What this task involves ::
Omit the pictures. Print each entry below exactly.

(Beginning of Data in this exercise)

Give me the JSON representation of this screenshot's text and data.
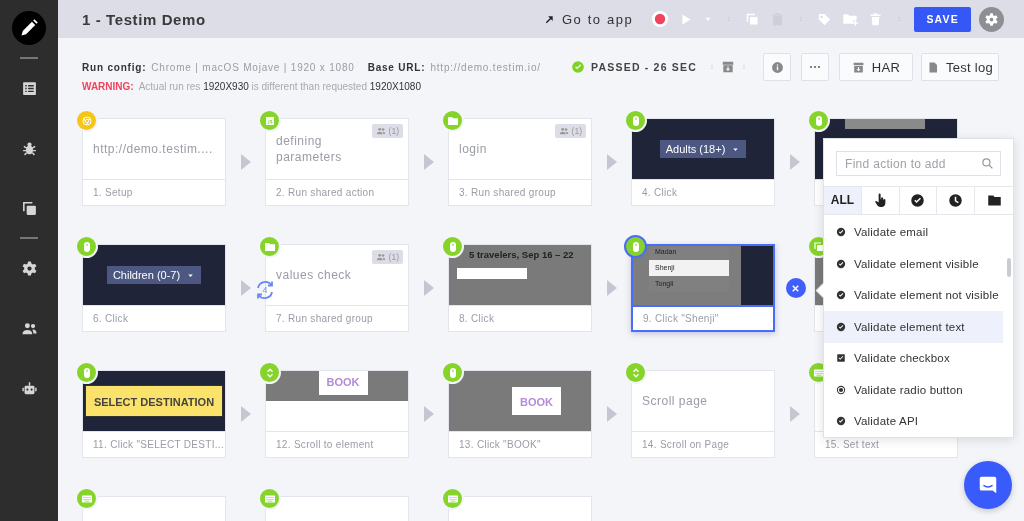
{
  "sidebar": {
    "items": [
      {
        "kind": "edit",
        "selected": true
      },
      {
        "kind": "divider",
        "selected": false
      },
      {
        "kind": "list",
        "selected": false
      },
      {
        "kind": "bug",
        "selected": false
      },
      {
        "kind": "copy",
        "selected": false
      },
      {
        "kind": "divider",
        "selected": false
      },
      {
        "kind": "settings",
        "selected": false
      },
      {
        "kind": "people",
        "selected": false
      },
      {
        "kind": "robot",
        "selected": false
      }
    ]
  },
  "header": {
    "title": "1 - Testim Demo",
    "go_to_app": "Go to app",
    "tool_groups": [
      {
        "tools": [
          {
            "kind": "record",
            "disabled": false
          },
          {
            "kind": "play",
            "disabled": false
          },
          {
            "kind": "dropdown",
            "disabled": false
          }
        ]
      },
      {
        "tools": [
          {
            "kind": "copy",
            "disabled": false
          },
          {
            "kind": "paste",
            "disabled": true
          }
        ]
      },
      {
        "tools": [
          {
            "kind": "tag",
            "disabled": false
          },
          {
            "kind": "folder-add",
            "disabled": false
          },
          {
            "kind": "delete",
            "disabled": false
          }
        ]
      }
    ],
    "save": "SAVE"
  },
  "run": {
    "config_label": "Run config:",
    "config": "Chrome | macOS Mojave | 1920 x 1080",
    "base_url_label": "Base URL:",
    "base_url": "http://demo.testim.io/",
    "warning_label": "WARNING:",
    "warning": "Actual run res **1920X930** is different than requested **1920X1080**",
    "passed": true,
    "status": "PASSED - 26 SEC",
    "har": "HAR",
    "test_log": "Test log"
  },
  "flow": {
    "rows": [
      {
        "steps": [
          {
            "kind": "setup",
            "text": "http://demo.testim....",
            "label": "1. Setup",
            "selected": false
          },
          {
            "kind": "js",
            "text": "defining parameters",
            "shared": "(1)",
            "label": "2. Run shared action",
            "selected": false
          },
          {
            "kind": "folder",
            "text": "login",
            "shared": "(1)",
            "label": "3. Run shared group",
            "selected": false
          },
          {
            "kind": "click",
            "preview": {
              "kind": "dark-select",
              "texts": [
                "Adults (18+)"
              ]
            },
            "label": "4. Click",
            "selected": false
          },
          {
            "kind": "click",
            "preview": {
              "kind": "dark-banner"
            },
            "selected": false
          }
        ]
      },
      {
        "steps": [
          {
            "kind": "click",
            "preview": {
              "kind": "dark-select",
              "texts": [
                "Children (0-7)"
              ]
            },
            "label": "6. Click",
            "selected": false
          },
          {
            "kind": "folder",
            "text": "values check",
            "shared": "(1)",
            "loop": "4",
            "label": "7. Run shared group",
            "selected": false
          },
          {
            "kind": "click",
            "preview": {
              "kind": "gray-search",
              "texts": [
                "5 travelers, Sep 16 – 22"
              ]
            },
            "label": "8. Click",
            "selected": false
          },
          {
            "kind": "click",
            "preview": {
              "kind": "gray-list",
              "texts": [
                "Madan",
                "Shenji",
                "Tongli"
              ]
            },
            "label": "9. Click \"Shenji\"",
            "selected": true
          },
          {
            "kind": "copy",
            "preview": {
              "kind": "gray-blank"
            },
            "selected": false
          }
        ]
      },
      {
        "steps": [
          {
            "kind": "click",
            "preview": {
              "kind": "yellow-button",
              "texts": [
                "SELECT DESTINATION"
              ]
            },
            "label": "11. Click \"SELECT DESTI...",
            "selected": false
          },
          {
            "kind": "scroll",
            "preview": {
              "kind": "gray-book-top",
              "texts": [
                "BOOK"
              ]
            },
            "label": "12. Scroll to element",
            "selected": false
          },
          {
            "kind": "click",
            "preview": {
              "kind": "gray-book",
              "texts": [
                "BOOK"
              ]
            },
            "label": "13. Click \"BOOK\"",
            "selected": false
          },
          {
            "kind": "scroll",
            "text": "Scroll page",
            "label": "14. Scroll on Page",
            "selected": false
          },
          {
            "kind": "keyboard",
            "label": "15. Set text",
            "selected": false
          }
        ]
      },
      {
        "steps": [
          {
            "kind": "keyboard",
            "selected": false
          },
          {
            "kind": "keyboard",
            "selected": false
          },
          {
            "kind": "keyboard",
            "selected": false
          }
        ]
      }
    ]
  },
  "picker": {
    "search": {
      "placeholder": "Find action to add"
    },
    "tabs": [
      {
        "kind": "text",
        "label": "ALL",
        "selected": true
      },
      {
        "kind": "pointer",
        "selected": false
      },
      {
        "kind": "validate",
        "selected": false
      },
      {
        "kind": "wait",
        "selected": false
      },
      {
        "kind": "folder",
        "selected": false
      }
    ],
    "items": [
      {
        "kind": "check",
        "label": "Validate email",
        "selected": false
      },
      {
        "kind": "check",
        "label": "Validate element visible",
        "selected": false
      },
      {
        "kind": "check",
        "label": "Validate element not visible",
        "selected": false
      },
      {
        "kind": "check",
        "label": "Validate element text",
        "selected": true
      },
      {
        "kind": "checkbox",
        "label": "Validate checkbox",
        "selected": false
      },
      {
        "kind": "radio",
        "label": "Validate radio button",
        "selected": false
      },
      {
        "kind": "check",
        "label": "Validate API",
        "selected": false
      }
    ]
  }
}
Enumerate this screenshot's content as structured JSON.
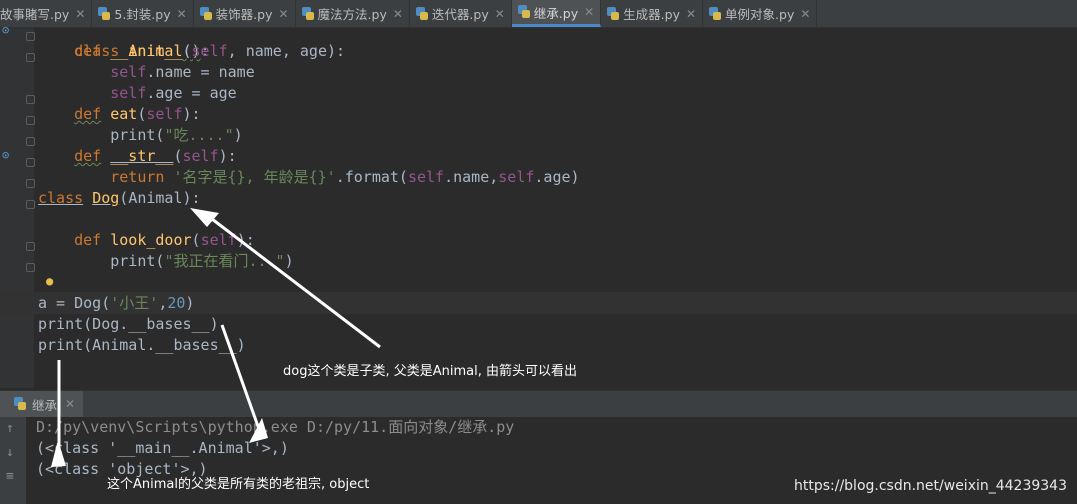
{
  "tabs": [
    {
      "label": "故事賭写.py"
    },
    {
      "label": "5.封装.py"
    },
    {
      "label": "装饰器.py"
    },
    {
      "label": "魔法方法.py"
    },
    {
      "label": "迭代器.py"
    },
    {
      "label": "继承.py",
      "active": true
    },
    {
      "label": "生成器.py"
    },
    {
      "label": "单例对象.py"
    }
  ],
  "code": {
    "l1_class": "class",
    "l1_name": "Animal",
    "l1_paren": "()",
    "l1_colon": ":",
    "l2_def": "def",
    "l2_fn": "__init__",
    "l2_open": "(",
    "l2_self": "self",
    "l2_rest": ", name, age):",
    "l3_self": "self",
    "l3_rest": ".name = name",
    "l4_self": "self",
    "l4_rest": ".age = age",
    "l5_def": "def",
    "l5_fn": "eat",
    "l5_open": "(",
    "l5_self": "self",
    "l5_close": "):",
    "l6_print": "print(",
    "l6_str": "\"吃....\"",
    "l6_close": ")",
    "l7_def": "def",
    "l7_fn": "__str__",
    "l7_open": "(",
    "l7_self": "self",
    "l7_close": "):",
    "l8_return": "return",
    "l8_str": "'名字是{}, 年龄是{}'",
    "l8_fmt": ".format(",
    "l8_self1": "self",
    "l8_name": ".name,",
    "l8_self2": "self",
    "l8_age": ".age)",
    "l9_class": "class",
    "l9_name": "Dog",
    "l9_open": "(",
    "l9_base": "Animal",
    "l9_close": "):",
    "l11_def": "def",
    "l11_fn": "look_door",
    "l11_open": "(",
    "l11_self": "self",
    "l11_close": "):",
    "l12_print": "print(",
    "l12_str": "\"我正在看门...\"",
    "l12_close": ")",
    "l14_a": "a = Dog(",
    "l14_str": "'小王'",
    "l14_comma": ",",
    "l14_num": "20",
    "l14_close": ")",
    "l15": "print(Dog.__bases__)",
    "l16": "print(Animal.__bases__)"
  },
  "run": {
    "tab_label": "继承",
    "cmd": "D:/py\\venv\\Scripts\\python.exe D:/py/11.面向对象/继承.py",
    "out1": "(<class '__main__.Animal'>,)",
    "out2": "(<class 'object'>,)"
  },
  "annotations": {
    "a1": "dog这个类是子类, 父类是Animal, 由箭头可以看出",
    "a2": "这个Animal的父类是所有类的老祖宗, object"
  },
  "watermark": "https://blog.csdn.net/weixin_44239343"
}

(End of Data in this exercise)

Task solution ::
Give me the JSON representation of this screenshot's text and data.
{
  "sidebar": {
    "items": [
      {
        "kind": "edit",
        "selected": true
      },
      {
        "kind": "divider",
        "selected": false
      },
      {
        "kind": "list",
        "selected": false
      },
      {
        "kind": "bug",
        "selected": false
      },
      {
        "kind": "copy",
        "selected": false
      },
      {
        "kind": "divider",
        "selected": false
      },
      {
        "kind": "settings",
        "selected": false
      },
      {
        "kind": "people",
        "selected": false
      },
      {
        "kind": "robot",
        "selected": false
      }
    ]
  },
  "header": {
    "title": "1 - Testim Demo",
    "go_to_app": "Go to app",
    "tool_groups": [
      {
        "tools": [
          {
            "kind": "record",
            "disabled": false
          },
          {
            "kind": "play",
            "disabled": false
          },
          {
            "kind": "dropdown",
            "disabled": false
          }
        ]
      },
      {
        "tools": [
          {
            "kind": "copy",
            "disabled": false
          },
          {
            "kind": "paste",
            "disabled": true
          }
        ]
      },
      {
        "tools": [
          {
            "kind": "tag",
            "disabled": false
          },
          {
            "kind": "folder-add",
            "disabled": false
          },
          {
            "kind": "delete",
            "disabled": false
          }
        ]
      }
    ],
    "save": "SAVE"
  },
  "run": {
    "config_label": "Run config:",
    "config": "Chrome | macOS Mojave | 1920 x 1080",
    "base_url_label": "Base URL:",
    "base_url": "http://demo.testim.io/",
    "warning_label": "WARNING:",
    "warning": "Actual run res **1920X930** is different than requested **1920X1080**",
    "passed": true,
    "status": "PASSED - 26 SEC",
    "har": "HAR",
    "test_log": "Test log"
  },
  "flow": {
    "rows": [
      {
        "steps": [
          {
            "kind": "setup",
            "text": "http://demo.testim....",
            "label": "1. Setup",
            "selected": false
          },
          {
            "kind": "js",
            "text": "defining parameters",
            "shared": "(1)",
            "label": "2. Run shared action",
            "selected": false
          },
          {
            "kind": "folder",
            "text": "login",
            "shared": "(1)",
            "label": "3. Run shared group",
            "selected": false
          },
          {
            "kind": "click",
            "preview": {
              "kind": "dark-select",
              "texts": [
                "Adults (18+)"
              ]
            },
            "label": "4. Click",
            "selected": false
          },
          {
            "kind": "click",
            "preview": {
              "kind": "dark-banner"
            },
            "selected": false
          }
        ]
      },
      {
        "steps": [
          {
            "kind": "click",
            "preview": {
              "kind": "dark-select",
              "texts": [
                "Children (0-7)"
              ]
            },
            "label": "6. Click",
            "selected": false
          },
          {
            "kind": "folder",
            "text": "values check",
            "shared": "(1)",
            "loop": "4",
            "label": "7. Run shared group",
            "selected": false
          },
          {
            "kind": "click",
            "preview": {
              "kind": "gray-search",
              "texts": [
                "5 travelers, Sep 16 – 22"
              ]
            },
            "label": "8. Click",
            "selected": false
          },
          {
            "kind": "click",
            "preview": {
              "kind": "gray-list",
              "texts": [
                "Madan",
                "Shenji",
                "Tongli"
              ]
            },
            "label": "9. Click \"Shenji\"",
            "selected": true
          },
          {
            "kind": "copy",
            "preview": {
              "kind": "gray-blank"
            },
            "selected": false
          }
        ]
      },
      {
        "steps": [
          {
            "kind": "click",
            "preview": {
              "kind": "yellow-button",
              "texts": [
                "SELECT DESTINATION"
              ]
            },
            "label": "11. Click \"SELECT DESTI...",
            "selected": false
          },
          {
            "kind": "scroll",
            "preview": {
              "kind": "gray-book-top",
              "texts": [
                "BOOK"
              ]
            },
            "label": "12. Scroll to element",
            "selected": false
          },
          {
            "kind": "click",
            "preview": {
              "kind": "gray-book",
              "texts": [
                "BOOK"
              ]
            },
            "label": "13. Click \"BOOK\"",
            "selected": false
          },
          {
            "kind": "scroll",
            "text": "Scroll page",
            "label": "14. Scroll on Page",
            "selected": false
          },
          {
            "kind": "keyboard",
            "label": "15. Set text",
            "selected": false
          }
        ]
      },
      {
        "steps": [
          {
            "kind": "keyboard",
            "selected": false
          },
          {
            "kind": "keyboard",
            "selected": false
          },
          {
            "kind": "keyboard",
            "selected": false
          }
        ]
      }
    ]
  },
  "picker": {
    "search": {
      "placeholder": "Find action to add"
    },
    "tabs": [
      {
        "kind": "text",
        "label": "ALL",
        "selected": true
      },
      {
        "kind": "pointer",
        "selected": false
      },
      {
        "kind": "validate",
        "selected": false
      },
      {
        "kind": "wait",
        "selected": false
      },
      {
        "kind": "folder",
        "selected": false
      }
    ],
    "items": [
      {
        "kind": "check",
        "label": "Validate email",
        "selected": false
      },
      {
        "kind": "check",
        "label": "Validate element visible",
        "selected": false
      },
      {
        "kind": "check",
        "label": "Validate element not visible",
        "selected": false
      },
      {
        "kind": "check",
        "label": "Validate element text",
        "selected": true
      },
      {
        "kind": "checkbox",
        "label": "Validate checkbox",
        "selected": false
      },
      {
        "kind": "radio",
        "label": "Validate radio button",
        "selected": false
      },
      {
        "kind": "check",
        "label": "Validate API",
        "selected": false
      }
    ]
  }
}
Enumerate this screenshot's content as structured JSON.
{
  "tabs": [
    {
      "label": "故事賭写.py"
    },
    {
      "label": "5.封装.py"
    },
    {
      "label": "装饰器.py"
    },
    {
      "label": "魔法方法.py"
    },
    {
      "label": "迭代器.py"
    },
    {
      "label": "继承.py",
      "active": true
    },
    {
      "label": "生成器.py"
    },
    {
      "label": "单例对象.py"
    }
  ],
  "code": {
    "l1_class": "class",
    "l1_name": "Animal",
    "l1_paren": "()",
    "l1_colon": ":",
    "l2_def": "def",
    "l2_fn": "__init__",
    "l2_open": "(",
    "l2_self": "self",
    "l2_rest": ", name, age):",
    "l3_self": "self",
    "l3_rest": ".name = name",
    "l4_self": "self",
    "l4_rest": ".age = age",
    "l5_def": "def",
    "l5_fn": "eat",
    "l5_open": "(",
    "l5_self": "self",
    "l5_close": "):",
    "l6_print": "print(",
    "l6_str": "\"吃....\"",
    "l6_close": ")",
    "l7_def": "def",
    "l7_fn": "__str__",
    "l7_open": "(",
    "l7_self": "self",
    "l7_close": "):",
    "l8_return": "return",
    "l8_str": "'名字是{}, 年龄是{}'",
    "l8_fmt": ".format(",
    "l8_self1": "self",
    "l8_name": ".name,",
    "l8_self2": "self",
    "l8_age": ".age)",
    "l9_class": "class",
    "l9_name": "Dog",
    "l9_open": "(",
    "l9_base": "Animal",
    "l9_close": "):",
    "l11_def": "def",
    "l11_fn": "look_door",
    "l11_open": "(",
    "l11_self": "self",
    "l11_close": "):",
    "l12_print": "print(",
    "l12_str": "\"我正在看门...\"",
    "l12_close": ")",
    "l14_a": "a = Dog(",
    "l14_str": "'小王'",
    "l14_comma": ",",
    "l14_num": "20",
    "l14_close": ")",
    "l15": "print(Dog.__bases__)",
    "l16": "print(Animal.__bases__)"
  },
  "run": {
    "tab_label": "继承",
    "cmd": "D:/py\\venv\\Scripts\\python.exe D:/py/11.面向对象/继承.py",
    "out1": "(<class '__main__.Animal'>,)",
    "out2": "(<class 'object'>,)"
  },
  "annotations": {
    "a1": "dog这个类是子类, 父类是Animal, 由箭头可以看出",
    "a2": "这个Animal的父类是所有类的老祖宗, object"
  },
  "watermark": "https://blog.csdn.net/weixin_44239343"
}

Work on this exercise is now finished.